Regional football goal
For the first time in the history of football, there is an alignment of the leadership in the region between FIFA, CONCACAF the CFU, and even The Unión Centroamericana de Fútbol (UNCAF) in Central America.
So says CONCACAF’s chief Victor Montagliani, who was fielding questions during a press conference following the inauguration of FIFA’s regional office at Welches, Christ Church.
“There is an alignment and leadership and understanding that there are areas that each of us has to focus on, so we can then not be stepping over our toes, but servicing the membership where it needs to be,” he said.
One of those areas he said was youth football, which he said was specific to a strategic plan led by CFU’s chief and Barbados Football Association president Randy Harris.
“There are age groups where the Caribbean Football Union would be focusing on as we move forward; that’s an alignment with a strategic plan that they’re going to involve over the next year or so, which would also fall in line with CONCACAF’s One CONCACAF Vision. That would then have symmetry with respect to programmes, so that, for instance, in areas where the federation can’t get to, we have to align them from a strategic standpoint and nobody is being left out,” he disclosed.
While he noted some of the groundwork was not the sexiest, he said everybody liked the age groups that were going to the World Cups, but there was more work that needed to be done so teams could be prepared when it came time to compete.
Similarly FIFA’s regional office manager Marlon Glean said the office was there to lend support in terms of development for all the member associations (MA).
“Under the FIFA Forward programme, the onus is on the MA’s within the region to come up with creative projects as it relates to youth and women football development.
Support and guidance
They can create, they can come up with assistance development programmes for grass roots and for female football, and we will provide the support and guidance as to how they go about doing the applications and how they can access the funding,” he explained.
Additionally, he said through FIFA’s general secretary Fatma Samoura and director of member associations and development, Veron Mosengo-Omba, they were able to meet with CARICOM to discuss a regional schools’ championship.
“We have an MOU that we’ve been working on, so that in every primary school, in every corner of CARICOM, there would be a football championship supported by FIFA that would tie in later to the CONCACAF Under- 14 championships and the CFU and CONCACAF Under-15,” he said, adding that they were creating an “extra layer so kids could play competitively at a younger age”.
He noted that while the office had been operational since September last year, they had visited the majority of the MA’s, and were working toward rectifying numerous issues.
“I think some of the challenges we’ve had is infrastructure.

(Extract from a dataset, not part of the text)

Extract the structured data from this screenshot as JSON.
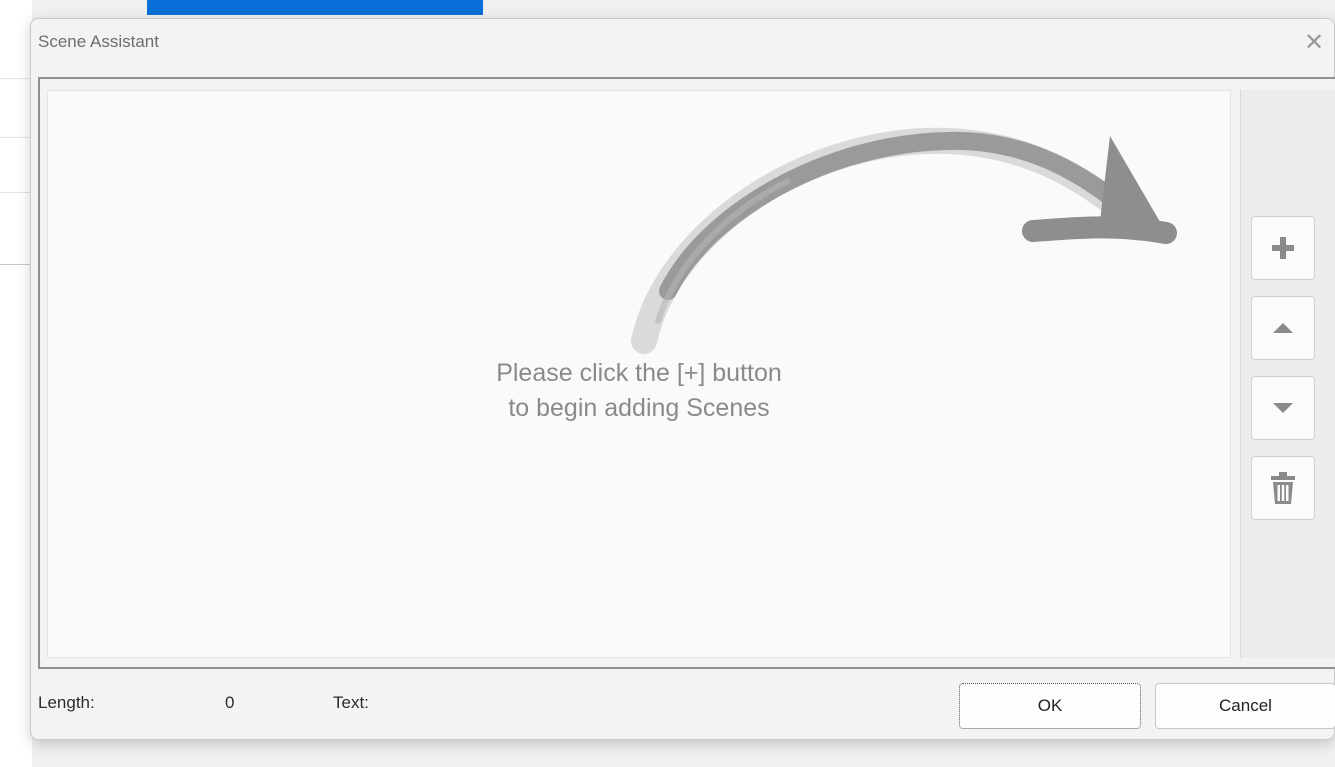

President Harris just mentioned he has a new facility. What we’ve seen in the region is a number of MA’s do not own their own facility, so they’re struggling.
“In addition there is a lack of quality coaching. CONCACAF has been doing some work with regards to some of the licences, but FIFA has also been providing funding for capacity building. This is so all of the potential coaches across the region can be trained to a level where they can administer football to the young people across the region,” he said. (RA)